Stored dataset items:
┌────────
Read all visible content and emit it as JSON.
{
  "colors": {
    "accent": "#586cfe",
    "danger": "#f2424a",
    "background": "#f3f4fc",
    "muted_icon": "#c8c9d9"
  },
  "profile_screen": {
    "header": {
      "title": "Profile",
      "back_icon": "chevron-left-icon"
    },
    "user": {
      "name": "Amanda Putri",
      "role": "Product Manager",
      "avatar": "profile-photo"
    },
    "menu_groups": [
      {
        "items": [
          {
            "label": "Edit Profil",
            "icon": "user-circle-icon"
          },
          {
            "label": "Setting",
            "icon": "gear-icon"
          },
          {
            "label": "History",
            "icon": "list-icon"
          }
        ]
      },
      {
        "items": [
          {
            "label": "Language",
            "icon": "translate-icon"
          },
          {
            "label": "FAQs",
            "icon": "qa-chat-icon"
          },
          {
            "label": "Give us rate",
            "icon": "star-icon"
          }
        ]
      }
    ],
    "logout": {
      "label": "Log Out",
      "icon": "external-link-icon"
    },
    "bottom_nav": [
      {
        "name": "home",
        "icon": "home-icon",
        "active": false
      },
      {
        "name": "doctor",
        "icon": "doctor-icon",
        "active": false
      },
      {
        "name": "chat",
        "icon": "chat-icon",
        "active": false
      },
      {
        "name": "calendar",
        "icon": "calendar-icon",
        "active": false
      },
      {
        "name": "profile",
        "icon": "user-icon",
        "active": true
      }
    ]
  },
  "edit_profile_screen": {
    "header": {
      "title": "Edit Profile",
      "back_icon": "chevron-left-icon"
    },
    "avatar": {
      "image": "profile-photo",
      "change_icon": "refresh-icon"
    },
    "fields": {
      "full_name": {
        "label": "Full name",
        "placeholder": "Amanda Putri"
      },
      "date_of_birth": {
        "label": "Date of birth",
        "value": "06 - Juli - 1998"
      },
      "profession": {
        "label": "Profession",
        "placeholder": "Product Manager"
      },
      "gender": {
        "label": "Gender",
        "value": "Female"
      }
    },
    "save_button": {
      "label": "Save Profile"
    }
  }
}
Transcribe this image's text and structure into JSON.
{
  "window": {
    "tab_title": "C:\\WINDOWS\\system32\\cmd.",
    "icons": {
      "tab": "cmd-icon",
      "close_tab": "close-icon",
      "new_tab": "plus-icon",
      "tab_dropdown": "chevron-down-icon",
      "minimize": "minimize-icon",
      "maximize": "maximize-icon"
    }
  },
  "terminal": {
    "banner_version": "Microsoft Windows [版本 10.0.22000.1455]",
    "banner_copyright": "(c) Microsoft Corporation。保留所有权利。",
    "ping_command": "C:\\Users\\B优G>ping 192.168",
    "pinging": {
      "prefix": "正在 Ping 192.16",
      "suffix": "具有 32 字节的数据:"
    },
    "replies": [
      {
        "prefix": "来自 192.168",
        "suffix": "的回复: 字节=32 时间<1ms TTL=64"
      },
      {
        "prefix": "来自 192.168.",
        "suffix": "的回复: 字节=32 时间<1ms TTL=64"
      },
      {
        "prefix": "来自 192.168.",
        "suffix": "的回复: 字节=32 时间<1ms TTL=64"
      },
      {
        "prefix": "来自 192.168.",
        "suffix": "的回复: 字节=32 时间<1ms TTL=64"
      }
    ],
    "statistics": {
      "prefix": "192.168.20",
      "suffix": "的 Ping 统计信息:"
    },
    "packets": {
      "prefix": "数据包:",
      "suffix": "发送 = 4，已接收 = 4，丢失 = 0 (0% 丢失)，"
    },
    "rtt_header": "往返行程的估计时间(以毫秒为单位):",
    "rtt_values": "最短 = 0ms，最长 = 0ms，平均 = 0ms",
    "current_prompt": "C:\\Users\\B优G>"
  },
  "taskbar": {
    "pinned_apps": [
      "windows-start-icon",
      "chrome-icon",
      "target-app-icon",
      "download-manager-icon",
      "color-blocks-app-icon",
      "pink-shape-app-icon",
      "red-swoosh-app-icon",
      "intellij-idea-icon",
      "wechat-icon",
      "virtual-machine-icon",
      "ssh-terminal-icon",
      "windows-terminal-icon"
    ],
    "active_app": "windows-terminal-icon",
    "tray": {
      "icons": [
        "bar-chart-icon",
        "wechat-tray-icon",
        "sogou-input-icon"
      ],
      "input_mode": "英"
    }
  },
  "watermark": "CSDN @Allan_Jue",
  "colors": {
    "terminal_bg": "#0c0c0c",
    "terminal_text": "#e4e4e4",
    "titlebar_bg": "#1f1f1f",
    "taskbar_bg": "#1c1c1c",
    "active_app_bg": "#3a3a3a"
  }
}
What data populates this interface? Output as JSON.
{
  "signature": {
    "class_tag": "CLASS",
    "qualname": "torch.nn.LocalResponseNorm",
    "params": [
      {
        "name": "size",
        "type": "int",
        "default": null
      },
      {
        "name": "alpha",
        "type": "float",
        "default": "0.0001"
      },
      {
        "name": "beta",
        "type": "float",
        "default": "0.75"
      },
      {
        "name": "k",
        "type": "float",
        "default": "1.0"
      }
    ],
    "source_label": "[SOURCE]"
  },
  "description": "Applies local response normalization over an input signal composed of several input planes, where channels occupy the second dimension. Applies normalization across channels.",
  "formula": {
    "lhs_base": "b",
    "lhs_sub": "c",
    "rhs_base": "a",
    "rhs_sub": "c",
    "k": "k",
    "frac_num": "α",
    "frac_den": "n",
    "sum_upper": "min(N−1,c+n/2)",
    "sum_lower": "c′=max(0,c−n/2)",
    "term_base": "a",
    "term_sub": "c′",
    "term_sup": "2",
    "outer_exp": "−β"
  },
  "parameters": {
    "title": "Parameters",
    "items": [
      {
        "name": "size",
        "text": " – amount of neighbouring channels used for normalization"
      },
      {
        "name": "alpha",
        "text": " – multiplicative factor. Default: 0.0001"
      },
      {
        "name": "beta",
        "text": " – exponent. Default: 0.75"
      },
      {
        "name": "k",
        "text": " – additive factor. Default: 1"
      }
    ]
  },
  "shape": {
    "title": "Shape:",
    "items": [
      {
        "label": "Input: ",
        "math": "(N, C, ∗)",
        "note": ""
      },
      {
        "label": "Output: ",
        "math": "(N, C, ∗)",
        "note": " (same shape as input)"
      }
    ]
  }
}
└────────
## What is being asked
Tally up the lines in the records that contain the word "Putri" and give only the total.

## Response area
2